Several lawyers familiar with the decision by U.S. District Judge Norma Holloway Johnson said Tuesday that the ruling means senior presidential aides, such as Bruce Lindsey and Sidney Blumenthal, must answer certain grand jury questions they previously had refused in a showdown with prosecutor Kenneth Starr.The White House could appeal, a strategy that could bring the issue of executive privilege back before the Supreme Court where Richard Nixon lost his claim a quarter century ago. Such an appeal would cause further delays in Starr's probe of an alleged presidential affair and cover-up.
Wednesday, presidential press secretary Mike McCurry said he knew nothing about the sealed ruling but dismissed the parallels to Watergate.
Meanwhile, Betty Currie, President Clinton's personal secretary and a central figure in the Lewinsky case, arrived Wednesday morning at the federal courthouse where it was expected she would give testimony for a second time to the grand jury.
One of the lawyers familiar with the ruling, all of whom spoke only on condition of anonymity, said the judge ruled that prosecutors' interest in obtaining relevant testimony in the Lewinsky matter outweighed those of the president in protecting the confidentiality of advice he receives.
The decision, filed Monday, was just the latest in a string of legal obstacles that Starr has overcome in the past two weeks.
The Whitewater independent counsel also has secured grand jury indictments against two former presidential friends, Susan McDougal and Webster Hubbell, and won a separate ruling rejecting Lewinsky's claim she had a guarantee of complete immunity from prosecution.
Still pending is a ruling from Johnson on whether Secret Service agents should have to testify about what they observed and heard from the president - an untested legal area.
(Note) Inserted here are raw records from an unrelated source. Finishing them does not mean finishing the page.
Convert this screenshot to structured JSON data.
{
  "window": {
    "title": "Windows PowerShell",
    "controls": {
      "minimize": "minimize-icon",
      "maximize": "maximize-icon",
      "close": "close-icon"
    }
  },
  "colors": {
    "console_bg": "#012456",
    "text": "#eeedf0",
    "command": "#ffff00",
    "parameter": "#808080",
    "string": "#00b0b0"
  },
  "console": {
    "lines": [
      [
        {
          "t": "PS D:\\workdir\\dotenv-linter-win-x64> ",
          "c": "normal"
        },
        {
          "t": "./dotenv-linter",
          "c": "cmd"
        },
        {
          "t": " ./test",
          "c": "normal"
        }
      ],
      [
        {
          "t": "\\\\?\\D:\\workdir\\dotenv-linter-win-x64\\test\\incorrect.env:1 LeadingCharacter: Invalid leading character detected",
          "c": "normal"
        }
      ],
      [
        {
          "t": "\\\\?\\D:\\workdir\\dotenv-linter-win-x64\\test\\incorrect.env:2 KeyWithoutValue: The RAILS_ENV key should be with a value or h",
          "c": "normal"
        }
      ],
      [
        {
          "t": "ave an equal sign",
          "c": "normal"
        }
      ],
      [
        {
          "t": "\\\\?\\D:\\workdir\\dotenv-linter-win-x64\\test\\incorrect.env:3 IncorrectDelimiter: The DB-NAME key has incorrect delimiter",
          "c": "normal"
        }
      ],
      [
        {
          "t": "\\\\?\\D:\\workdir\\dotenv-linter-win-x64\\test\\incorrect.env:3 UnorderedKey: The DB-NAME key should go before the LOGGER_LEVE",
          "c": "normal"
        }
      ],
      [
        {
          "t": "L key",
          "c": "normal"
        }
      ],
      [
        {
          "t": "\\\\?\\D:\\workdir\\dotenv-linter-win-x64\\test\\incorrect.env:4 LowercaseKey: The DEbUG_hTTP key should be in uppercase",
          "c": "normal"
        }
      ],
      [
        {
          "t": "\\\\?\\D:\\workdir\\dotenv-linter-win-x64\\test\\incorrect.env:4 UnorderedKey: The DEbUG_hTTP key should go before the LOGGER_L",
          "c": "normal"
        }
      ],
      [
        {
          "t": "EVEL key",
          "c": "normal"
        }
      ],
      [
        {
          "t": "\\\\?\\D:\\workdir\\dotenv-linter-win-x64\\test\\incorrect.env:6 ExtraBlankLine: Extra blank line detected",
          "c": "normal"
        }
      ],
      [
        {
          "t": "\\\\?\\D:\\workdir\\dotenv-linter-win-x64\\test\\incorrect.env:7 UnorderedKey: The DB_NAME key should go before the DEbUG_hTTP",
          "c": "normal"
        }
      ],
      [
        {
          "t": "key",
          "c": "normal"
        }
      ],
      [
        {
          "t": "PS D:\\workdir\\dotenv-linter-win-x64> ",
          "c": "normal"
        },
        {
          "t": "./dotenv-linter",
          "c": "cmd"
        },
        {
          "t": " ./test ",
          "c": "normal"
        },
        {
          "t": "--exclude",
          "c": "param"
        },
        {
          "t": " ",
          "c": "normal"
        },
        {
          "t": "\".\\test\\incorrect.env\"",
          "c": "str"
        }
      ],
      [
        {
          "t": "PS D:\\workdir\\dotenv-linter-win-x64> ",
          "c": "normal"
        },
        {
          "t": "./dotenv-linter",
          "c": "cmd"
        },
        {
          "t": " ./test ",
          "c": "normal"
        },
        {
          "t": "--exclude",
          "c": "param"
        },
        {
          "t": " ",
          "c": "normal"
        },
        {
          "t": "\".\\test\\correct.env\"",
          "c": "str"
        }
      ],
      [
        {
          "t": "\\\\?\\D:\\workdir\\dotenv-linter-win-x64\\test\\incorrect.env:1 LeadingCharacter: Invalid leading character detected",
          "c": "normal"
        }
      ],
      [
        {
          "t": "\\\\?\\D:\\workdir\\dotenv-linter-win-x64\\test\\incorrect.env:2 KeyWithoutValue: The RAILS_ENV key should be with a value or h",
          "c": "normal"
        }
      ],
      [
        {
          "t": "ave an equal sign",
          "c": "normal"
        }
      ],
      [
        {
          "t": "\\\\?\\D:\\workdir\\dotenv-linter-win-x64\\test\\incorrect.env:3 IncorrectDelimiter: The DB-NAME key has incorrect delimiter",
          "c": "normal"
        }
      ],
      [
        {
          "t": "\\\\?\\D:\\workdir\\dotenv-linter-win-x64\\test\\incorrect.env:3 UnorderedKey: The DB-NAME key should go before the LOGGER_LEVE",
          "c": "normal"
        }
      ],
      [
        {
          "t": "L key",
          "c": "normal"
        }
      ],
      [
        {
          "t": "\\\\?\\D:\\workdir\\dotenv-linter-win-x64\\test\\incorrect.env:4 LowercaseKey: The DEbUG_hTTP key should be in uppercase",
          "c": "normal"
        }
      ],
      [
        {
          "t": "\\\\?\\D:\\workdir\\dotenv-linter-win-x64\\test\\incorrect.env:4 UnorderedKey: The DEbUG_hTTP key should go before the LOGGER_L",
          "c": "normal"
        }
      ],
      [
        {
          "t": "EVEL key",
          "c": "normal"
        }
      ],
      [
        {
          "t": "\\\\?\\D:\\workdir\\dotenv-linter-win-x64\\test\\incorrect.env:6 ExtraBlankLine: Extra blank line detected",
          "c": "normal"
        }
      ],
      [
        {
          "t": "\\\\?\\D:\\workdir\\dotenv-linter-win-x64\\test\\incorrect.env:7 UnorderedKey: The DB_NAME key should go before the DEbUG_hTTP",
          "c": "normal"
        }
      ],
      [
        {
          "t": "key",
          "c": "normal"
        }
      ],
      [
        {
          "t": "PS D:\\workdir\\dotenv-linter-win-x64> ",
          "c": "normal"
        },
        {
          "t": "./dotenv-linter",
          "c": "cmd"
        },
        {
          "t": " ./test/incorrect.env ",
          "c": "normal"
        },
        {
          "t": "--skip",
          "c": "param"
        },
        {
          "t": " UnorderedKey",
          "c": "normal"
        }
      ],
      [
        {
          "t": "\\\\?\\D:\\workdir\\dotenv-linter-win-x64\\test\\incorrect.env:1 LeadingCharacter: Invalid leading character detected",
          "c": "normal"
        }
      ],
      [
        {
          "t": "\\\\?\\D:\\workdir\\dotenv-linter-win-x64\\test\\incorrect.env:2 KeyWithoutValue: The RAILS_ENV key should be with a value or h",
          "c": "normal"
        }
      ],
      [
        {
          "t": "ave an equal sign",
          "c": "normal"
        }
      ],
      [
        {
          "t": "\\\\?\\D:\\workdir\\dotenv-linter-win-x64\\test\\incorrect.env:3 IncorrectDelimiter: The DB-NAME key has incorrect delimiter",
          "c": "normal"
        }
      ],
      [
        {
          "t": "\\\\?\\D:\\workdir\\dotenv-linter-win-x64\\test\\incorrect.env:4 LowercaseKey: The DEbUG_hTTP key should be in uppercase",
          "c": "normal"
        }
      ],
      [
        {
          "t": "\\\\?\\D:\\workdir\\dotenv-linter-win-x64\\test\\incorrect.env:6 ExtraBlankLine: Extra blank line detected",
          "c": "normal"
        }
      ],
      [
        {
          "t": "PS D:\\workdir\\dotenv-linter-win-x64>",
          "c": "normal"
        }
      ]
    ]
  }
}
After two weeks of concentrating on the Arkansas aspects of their investigation, Whitewater prosecutors Tuesday shifted their focus back to the Lewinsky case by summoning presidential friend Vernon Jordan before the Washington grand jury for a third time.